In short, while many independent ethical and pro-environmental brands were struggling during the pandemic, the big online fast-fashion retailers were riding a wave of consumers wanting cheap fashion fixes.
Unfortunately, this wave comes at a high price - not only to the workers in the supply chain, but also to the planet. And when I say planet, I mean all of us including our children and future generations.
The reason for this is that the vast majority (if not all, as in Boohoo’s case) of the garments sold by fast-fashion retailers are made from the most polluting fibres around; conventional cotton, generic viscose and virgin polyester.
We’re talking about fibres that are pesticide- and chemical-heavy, require vast amounts of water and energy to produce, cause water and soil pollution, contribute to deforestation and end up in landfill or the oceans. How is that allowed when much better, eco-friendlier fibres are already widely available?
Some of the fast-fashion brands like ASOS, H&M and Zara are making moves in the right direction, but their progress is far too slow.
I set an intention there and then in January: I wanted to accelerate the change in the fashion industry; to contribute actively in getting the most polluting fibres phased out entirely.
We are in the middle of a climate emergency. School children are super worried about their future and big Fridays for Future protests were held throughout 2019 across the world. And yet, we’re allowing the biggest players in the fashion industry to continue their polluting practises in their pursuit of growth and profits.
We need to (wo)man up. To take responsibility and offer hope to the younger generations in particular - and the way to do this is through action.
At the end of January, I presented the draft petition and Fashion for Climate plan to my Co-founders, and, sharing my values, they immediately gave me the go ahead. I think my passion for the ‘project’ was evident :-)
Which brings me to today, when our Fashion for Climate campaign is well on the way and a petition calling on the UK government to ban the most polluting fibres in fashion by 2025 is now live. Yay!
I genuinely believe that a ban like this is achievable and that it will have a significant, tangible, positive impact on the planet. So please consider signing the petition – and please share it with your friends, family and colleagues. You really can make a difference here.

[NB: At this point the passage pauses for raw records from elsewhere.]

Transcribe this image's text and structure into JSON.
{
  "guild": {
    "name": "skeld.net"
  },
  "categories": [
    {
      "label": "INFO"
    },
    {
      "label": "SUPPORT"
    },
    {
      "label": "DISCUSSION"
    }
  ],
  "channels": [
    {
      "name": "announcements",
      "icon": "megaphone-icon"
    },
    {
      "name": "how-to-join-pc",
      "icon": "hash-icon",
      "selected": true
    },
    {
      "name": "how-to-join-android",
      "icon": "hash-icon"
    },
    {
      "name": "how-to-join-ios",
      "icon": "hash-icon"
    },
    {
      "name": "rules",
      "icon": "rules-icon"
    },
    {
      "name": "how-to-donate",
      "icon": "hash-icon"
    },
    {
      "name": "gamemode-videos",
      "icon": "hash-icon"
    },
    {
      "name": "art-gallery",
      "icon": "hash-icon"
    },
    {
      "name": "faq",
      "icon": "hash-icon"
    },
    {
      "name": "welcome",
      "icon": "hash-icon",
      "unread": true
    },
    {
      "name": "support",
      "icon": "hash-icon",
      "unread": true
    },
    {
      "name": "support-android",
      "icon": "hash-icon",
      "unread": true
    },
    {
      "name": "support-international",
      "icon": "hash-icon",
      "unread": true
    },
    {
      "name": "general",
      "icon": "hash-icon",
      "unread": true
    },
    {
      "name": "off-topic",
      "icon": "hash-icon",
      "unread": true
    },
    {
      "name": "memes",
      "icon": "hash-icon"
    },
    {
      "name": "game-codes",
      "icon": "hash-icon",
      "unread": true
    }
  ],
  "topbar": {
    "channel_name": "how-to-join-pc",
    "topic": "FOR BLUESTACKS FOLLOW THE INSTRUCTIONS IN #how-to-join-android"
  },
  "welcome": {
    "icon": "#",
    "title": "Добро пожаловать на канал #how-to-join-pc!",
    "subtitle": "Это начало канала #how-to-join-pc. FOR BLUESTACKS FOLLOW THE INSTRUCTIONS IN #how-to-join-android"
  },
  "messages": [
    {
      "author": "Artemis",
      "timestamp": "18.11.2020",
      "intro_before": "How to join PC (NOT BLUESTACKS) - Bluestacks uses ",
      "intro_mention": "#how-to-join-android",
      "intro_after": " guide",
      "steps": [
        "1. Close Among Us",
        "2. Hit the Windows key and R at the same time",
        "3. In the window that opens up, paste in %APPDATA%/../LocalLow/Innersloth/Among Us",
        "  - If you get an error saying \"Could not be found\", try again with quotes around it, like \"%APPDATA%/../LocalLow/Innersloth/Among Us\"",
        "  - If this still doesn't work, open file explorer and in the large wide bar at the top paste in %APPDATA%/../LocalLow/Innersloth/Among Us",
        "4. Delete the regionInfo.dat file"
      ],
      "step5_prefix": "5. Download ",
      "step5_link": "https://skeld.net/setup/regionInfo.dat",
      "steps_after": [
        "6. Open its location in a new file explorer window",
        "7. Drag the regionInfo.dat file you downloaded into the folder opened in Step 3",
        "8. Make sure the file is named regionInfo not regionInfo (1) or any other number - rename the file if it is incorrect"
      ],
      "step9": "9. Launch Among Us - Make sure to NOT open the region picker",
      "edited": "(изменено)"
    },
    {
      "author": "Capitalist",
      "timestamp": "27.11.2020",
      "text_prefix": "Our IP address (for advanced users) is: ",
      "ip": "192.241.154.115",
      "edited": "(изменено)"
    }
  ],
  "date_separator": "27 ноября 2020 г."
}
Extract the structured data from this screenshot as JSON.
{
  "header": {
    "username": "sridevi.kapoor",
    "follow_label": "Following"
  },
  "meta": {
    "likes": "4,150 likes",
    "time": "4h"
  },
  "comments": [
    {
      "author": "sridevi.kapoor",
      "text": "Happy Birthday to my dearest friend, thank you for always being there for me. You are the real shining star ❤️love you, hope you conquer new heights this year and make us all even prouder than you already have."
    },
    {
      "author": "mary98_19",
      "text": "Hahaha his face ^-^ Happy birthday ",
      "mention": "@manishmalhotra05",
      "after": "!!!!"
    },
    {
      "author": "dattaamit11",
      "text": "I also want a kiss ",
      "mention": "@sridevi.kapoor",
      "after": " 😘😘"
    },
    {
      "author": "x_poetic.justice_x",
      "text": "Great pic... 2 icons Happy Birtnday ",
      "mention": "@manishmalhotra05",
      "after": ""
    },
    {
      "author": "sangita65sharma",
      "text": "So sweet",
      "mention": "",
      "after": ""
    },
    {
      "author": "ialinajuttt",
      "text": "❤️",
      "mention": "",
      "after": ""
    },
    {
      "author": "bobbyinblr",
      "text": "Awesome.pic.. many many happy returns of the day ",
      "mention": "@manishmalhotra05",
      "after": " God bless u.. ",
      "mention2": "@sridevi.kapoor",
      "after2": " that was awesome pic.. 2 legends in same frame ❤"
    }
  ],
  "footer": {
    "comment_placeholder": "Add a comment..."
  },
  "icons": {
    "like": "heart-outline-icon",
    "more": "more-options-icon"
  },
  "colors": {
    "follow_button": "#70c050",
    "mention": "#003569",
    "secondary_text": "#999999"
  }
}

PS: if you are another brand, a blogger or just someone with a great idea/passion who wants to get involved with the petition, please feel free to get in touch at firstname.lastname@example.org